In 1844 he began to deliver his sermons in Hungarian. A strong advocate of Hungarian Jewish emancipation, he argued that the liberation of the Jews should not be made dependent upon abandonment or reform of their religion; in this he opposed the views of the great Hungarian liberator, Louis Kossuth. In 1846 Loew began serving as rabbi of Papa, where he was severely attacked by the Orthodox, who disapproved of his having studied at the Protestant High School and even produced false witnesses that Loew was not ritually observant. During the Hungarian revolution of 1848–49 he served as a chaplain in the army of the Hungarian revolutionaries, spurring them on with inflammatory speeches. Because of his patriotic stand he was arrested in 1849 and served three months in jail.
From 1850 until his death Loew served as the rabbi of Szeged. Loew was in favor of Reform but insisted that reforms be instituted within the framework of the rabbinic tradition. His viewpoint made it possible for him to participate in the rabbinical conferences in Breslau in 1845 and Leipzig in 1870. He also wrote a biography of Aaron Chorin, who had approached the cause of Reform in the same spirit.
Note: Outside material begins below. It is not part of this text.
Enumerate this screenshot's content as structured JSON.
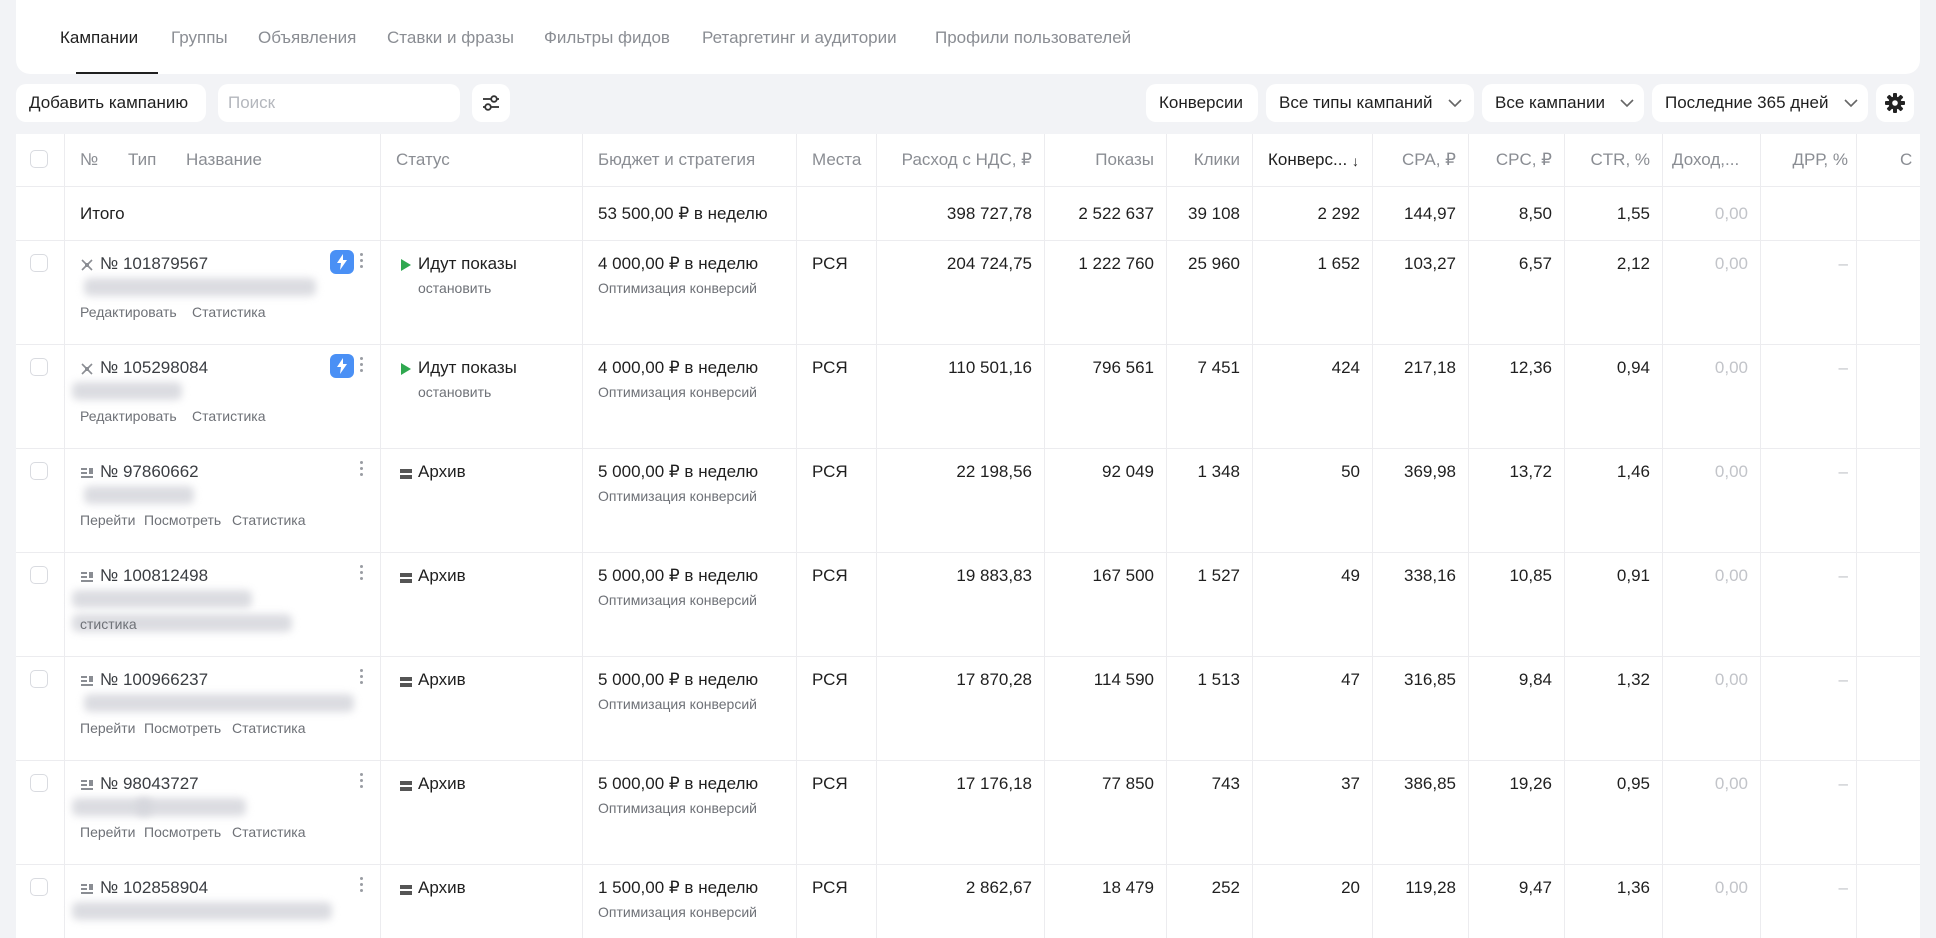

Though he did not participate in the Hungarian Jewish congress of 1868, which had been called to draw up the constitution of Hungarian Jewry and at which Hungarian Jewry was divided into two camps - Reform and Orthodox - he expressed his views on the issues in his Die Juedischen Wirren in Ungarn (1868). The medieval form of the Jewish oath was abolished in Hungary on the basis of a lecture he delivered at the Hungarian Academy of Sciences, A zsid\ eske (1868). He was first to suggest a Hungarian translation of the Bible for Jews, and published the Book of Joel in the translation of I. Bleuer (in Magyar Zsinagoga, 1, 1847). Loew served as the editor of the periodical Ben-Chananja from 1858 to 1867. He was the first to deal with the history of Hungarian Jewry; among his works are "Schicksale und Bestrebungen der Juden in Ungarn" and "Kalender und Jahrbuch fuer Israeliten" both in Jahrbuch des deutschen Elementes in Ungarn (1846/7) and Zur neueren Geschichte der Juden in Ungarn (1874). He contributed such pioneering works in the study of Jewish antiquities and folklore as Ha-Mafte'ah (1855), Beitraege zur juedischen Alterthumskunde, I: Graphische Requisiten und Erzeugnisse bei den Juden (2 vols., 1870 71), and Lebensalter in der juedischen Literatur (1875). His collected writings were edited by his son and successor, Immanuel Loew, under the title Gesammelte Schriften (5 vols. 1889–1900).